Environmental Assessment planned for proposed airport upgrades
October 27, 2010
WHITEFIELD — Another step has been taken toward significantly upgrading the Mount Washington Regional Airport (MWRA). The changes could potentially include the installation of a full Instrument Landing System (ILS).
The Bureau of Aeronautics of the state Department of Transportation (NHDOT) was authorized at Wednesday's meeting of Governor and Council in Concord to provide $267,474 to the Town of Whitefield to conduct an Environmental Assessment (EA) for the MWRA in connection with several proposed developments at the airport. Ninety-five percent of the funds are coming from federal funds, with five percent from the state's general funds. No local match is required.
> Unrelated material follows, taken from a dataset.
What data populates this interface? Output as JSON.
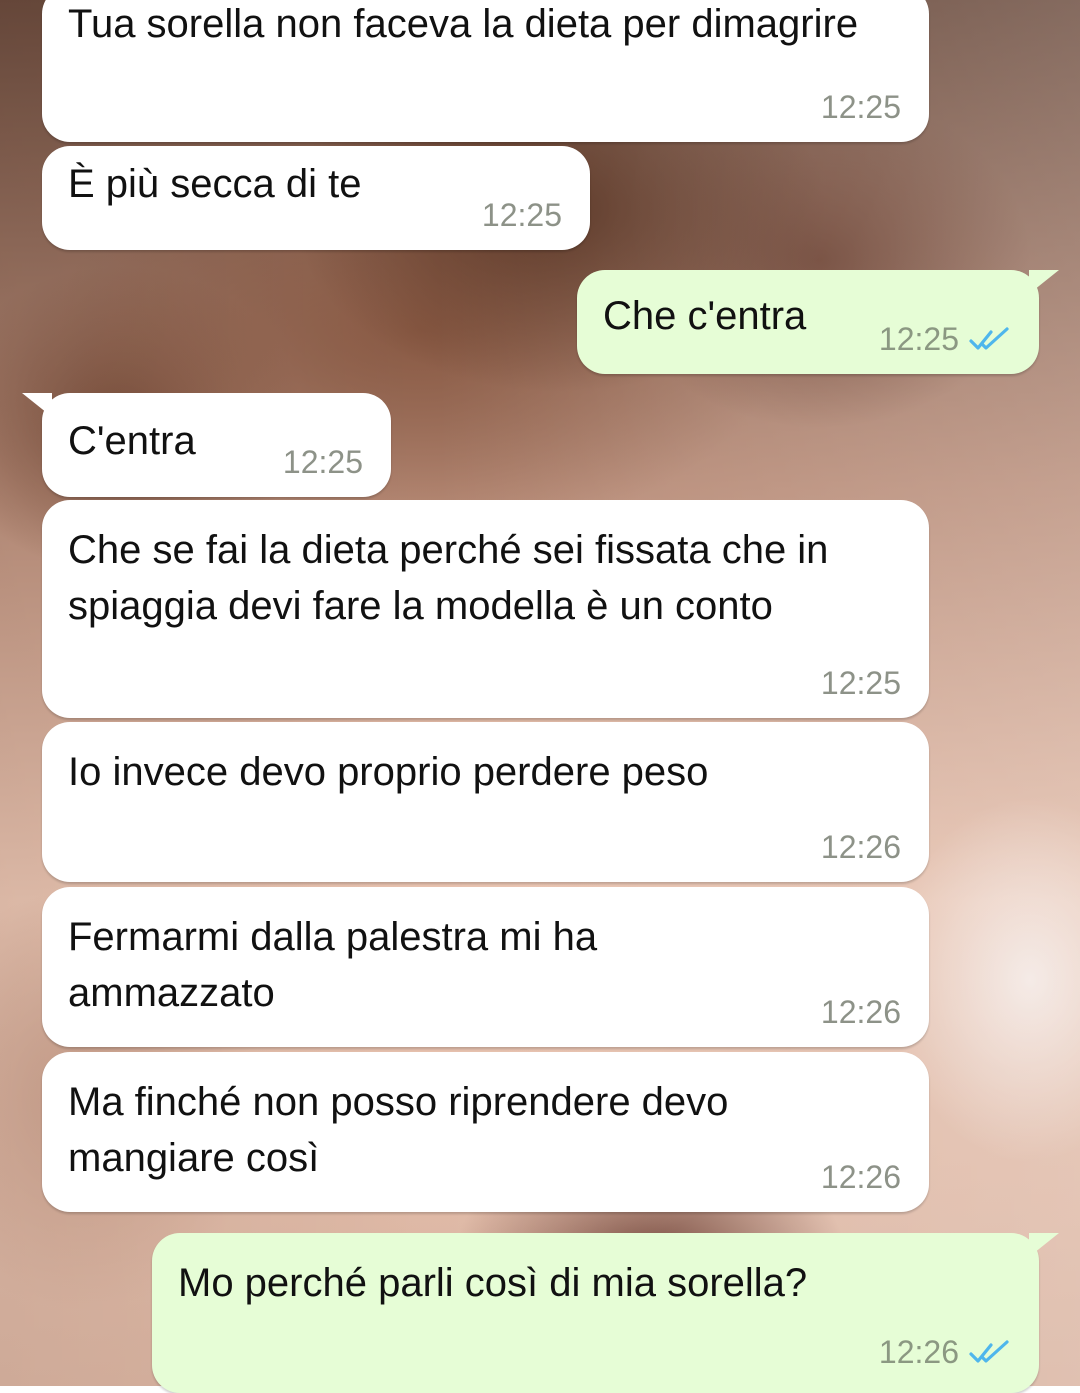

The EA will document any potential environmental impacts for several proposed development projects: a full parallel taxiway "A" that will be approximately 2,300 feet long and 35 feet wide; obstruction removal to achieve a clear approach to Runway 10; and a Instrument Landing System (ILS), including installing a new localizer to replace the existing now-outdated state-owned one, distance measuring equipment (DME), Glide Slope Antenna, and an approach lighting system (MALSR). These potential projects are planned under the Airport Improvement Program (AIP) of the Federal Aviation Administration (FAA) and the State Block Program.
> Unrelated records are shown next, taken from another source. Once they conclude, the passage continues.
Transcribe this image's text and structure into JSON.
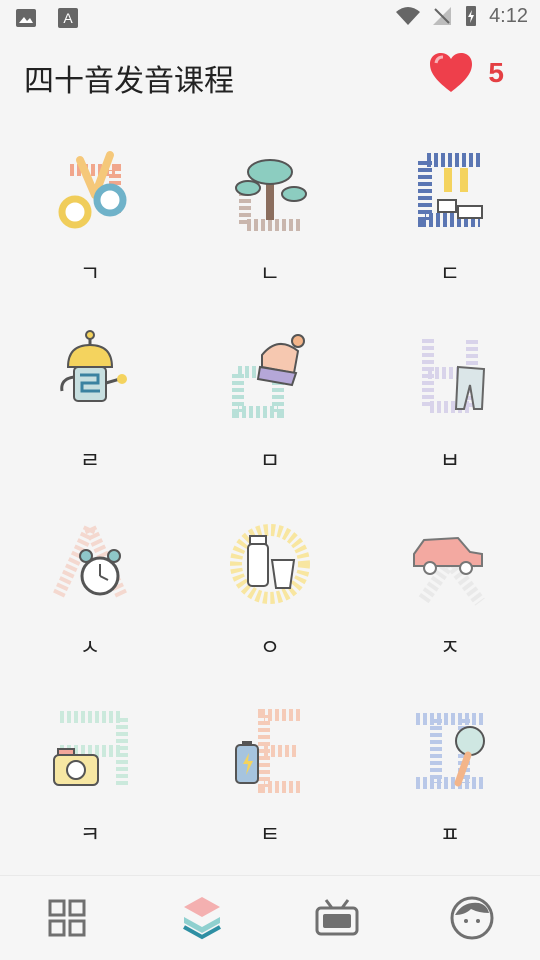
{
  "status": {
    "time": "4:12"
  },
  "header": {
    "title": "四十音发音课程",
    "lives": "5",
    "accent": "#e43f43"
  },
  "letters": [
    {
      "char": "ㄱ",
      "icon": "scissors-icon"
    },
    {
      "char": "ㄴ",
      "icon": "tree-icon"
    },
    {
      "char": "ㄷ",
      "icon": "feet-icon"
    },
    {
      "char": "ㄹ",
      "icon": "robot-icon"
    },
    {
      "char": "ㅁ",
      "icon": "hat-icon"
    },
    {
      "char": "ㅂ",
      "icon": "pants-icon"
    },
    {
      "char": "ㅅ",
      "icon": "clock-icon"
    },
    {
      "char": "ㅇ",
      "icon": "milk-icon"
    },
    {
      "char": "ㅈ",
      "icon": "car-icon"
    },
    {
      "char": "ㅋ",
      "icon": "camera-icon"
    },
    {
      "char": "ㅌ",
      "icon": "battery-icon"
    },
    {
      "char": "ㅍ",
      "icon": "rattle-icon"
    }
  ],
  "nav": [
    {
      "icon": "grid-icon",
      "active": false
    },
    {
      "icon": "layers-icon",
      "active": true
    },
    {
      "icon": "tv-icon",
      "active": false
    },
    {
      "icon": "profile-icon",
      "active": false
    }
  ]
}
A $254,468 contract is ready to be signed between the MWRA Commission and Fay, Spofford & Thorndike (FST) of Burlington, Mass., the engineering firm that will prepare the EA. A little over $13,000 will be retained locally for contract administration.
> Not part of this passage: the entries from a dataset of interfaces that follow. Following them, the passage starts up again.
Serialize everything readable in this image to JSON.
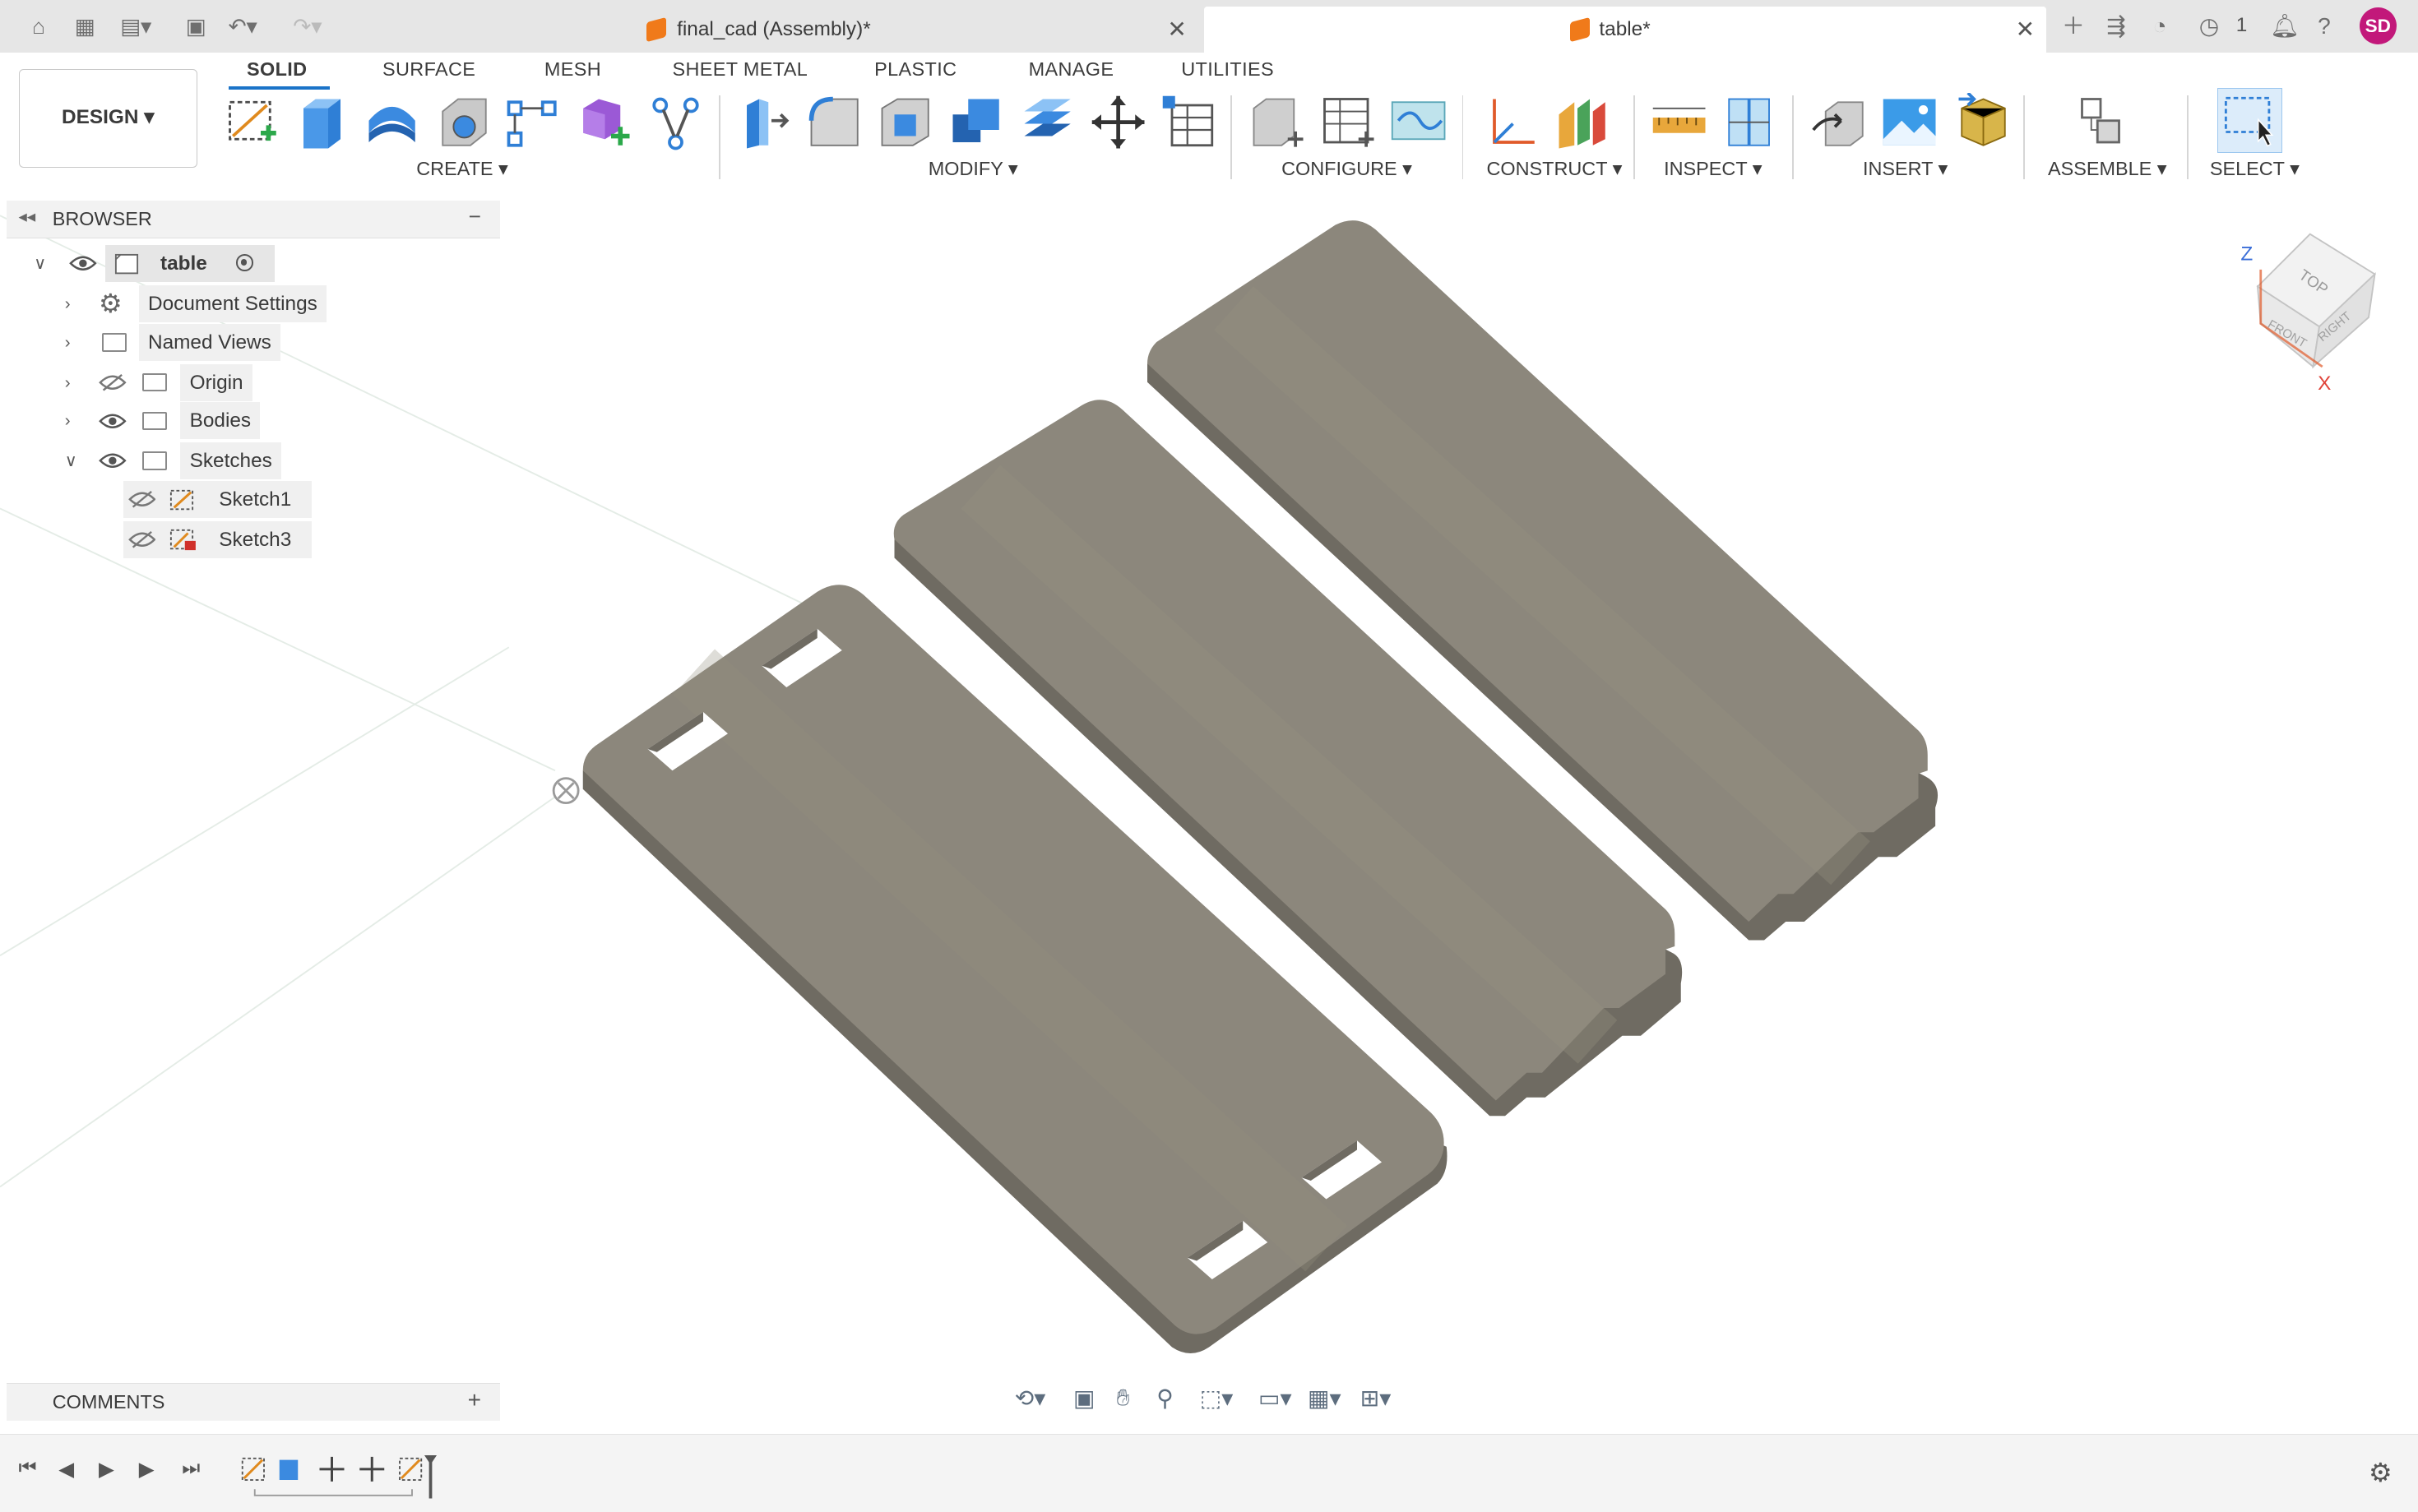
{
  "window": {
    "tabs": [
      {
        "title": "final_cad (Assembly)*",
        "active": false
      },
      {
        "title": "table*",
        "active": true
      }
    ],
    "user_initials": "SD",
    "job_count": "1"
  },
  "toolbar": {
    "workspace_button": "DESIGN ▾",
    "workspace_tabs": [
      "SOLID",
      "SURFACE",
      "MESH",
      "SHEET METAL",
      "PLASTIC",
      "MANAGE",
      "UTILITIES"
    ],
    "groups": [
      "CREATE ▾",
      "MODIFY ▾",
      "CONFIGURE ▾",
      "CONSTRUCT ▾",
      "INSPECT ▾",
      "INSERT ▾",
      "ASSEMBLE ▾",
      "SELECT ▾"
    ]
  },
  "browser": {
    "title": "BROWSER",
    "root": "table",
    "items": [
      {
        "label": "Document Settings"
      },
      {
        "label": "Named Views"
      },
      {
        "label": "Origin"
      },
      {
        "label": "Bodies"
      },
      {
        "label": "Sketches"
      }
    ],
    "sketches": [
      "Sketch1",
      "Sketch3"
    ]
  },
  "comments": {
    "title": "COMMENTS"
  },
  "viewcube": {
    "top": "TOP",
    "front": "FRONT",
    "right": "RIGHT",
    "axis_x": "X",
    "axis_z": "Z"
  },
  "colors": {
    "body": "#8c877c",
    "body_side": "#6b675e",
    "accent": "#1a73c8",
    "avatar": "#c2187a"
  }
}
An environmental sub-consultant — Smart Associates of Concord — will delineate approximately 6,000 linear feet of wetlands and also provide a functional analysis. The sub-consultant will also survey biotic communities. The Wetlands section of the EA will be both significant and lengthy. Smart Associates will report on any potential diminution of the values and functions of the existing wetlands in the proposed construction area.
The EA's section on Project Alternatives will outline a "no-build" alternative as well as a "build to standards" alternative, including a discussion of wetlands avoidance or mitigation.
The preliminary taxiway design will consider various profile and side slope configurations in an attempt to minimize wetlands impacts.
The proposed parallel taxiway and ILS is adjacent to a wildlife refuge owned by the U.S. Fish and Wildlife Service. "However the proposed action will not have an impact on the adjacent properties," the contract states. "Therefore the discussion (of environmental resources) … will be relatively brief."
Discussion on noise will be very limited in scope because, according to the contract, the existing noise contours at the airport are not expected to change.
FST will prepare construction cost estimates for each element of the proposed construction project.
FST will collect existing demographic information and briefly discuss the social impacts associated with the proposed improvements. FST will also prepare a brief summary of induced socio-economic impacts, including business and job growth-attraction as well as demands on fire and police departments.
Meetings will be held with various state cultural and historical agencies and departments. FST will be in touch with several local and state agencies to obtain existing planning and master plan reports for the Whitefield area and then prepare a discussion how the proposed developments relate to the overall plan for the surrounding area.
Because the proposed MALSR has sequenced flashers that would extend onto private property located west of Colby Road, the EA will also consider light emissions.
FST will prepare a detailed discussion on the cumulative impacts of previous projects as well as future planned projects.
The EA will include a section on "Adverse Impacts Which Cannot Be Avoided" due to construction of the proposed improvements.
"Mitigation Methods to Adverse Impacts" will be a significant section in the EA. FST will investigate on-site mitigation, off-site mitigation within the same watershed, and off-site mitigation outside of the watershed area.
"The impacts will exceed those impacts eligible under the state's In-Lieu Fee program," the contract states. "FST will investigate and identify various parcels of land that may be suitable for use as off-site mitigation and present a discussion as part of this section (of the EA). Conceptual estimates of wetland impact range from approximately 8 acres to 14 acres, depending upon the selected taxiway profile and side slope variations."
FST will hold two public informational meetings during the EA process. "The purpose of the two meetings is to present the proposed projects to the general public to obtain public input and respond to comments received," the contract states.
Upon approval of the EA, FST
Will prepare a FONSI (Finding of No Significant Impact) that details the reasons why the proposed action will not have an adverse impact on the environment.
A draft FONSI will be prepared and distributed to NHDOT, FAA, and the owner for review and comment.
Once approved by NHDOT, FAA and the owner, FST will distribute the FONSI to agencies and individuals that either made substantive comments or specifically requested copies.
The Final EA will incorporate all comments, plan modifications, and mitigation modifications identified by review agencies and 50 copies will be prepared for public distribution.
During the EA process, FST will attend six of the Airport Commission meetings to keep members abreast of the EA's progress and to address potential conflicts.
The EA is expected to be completed in the fall of 2011.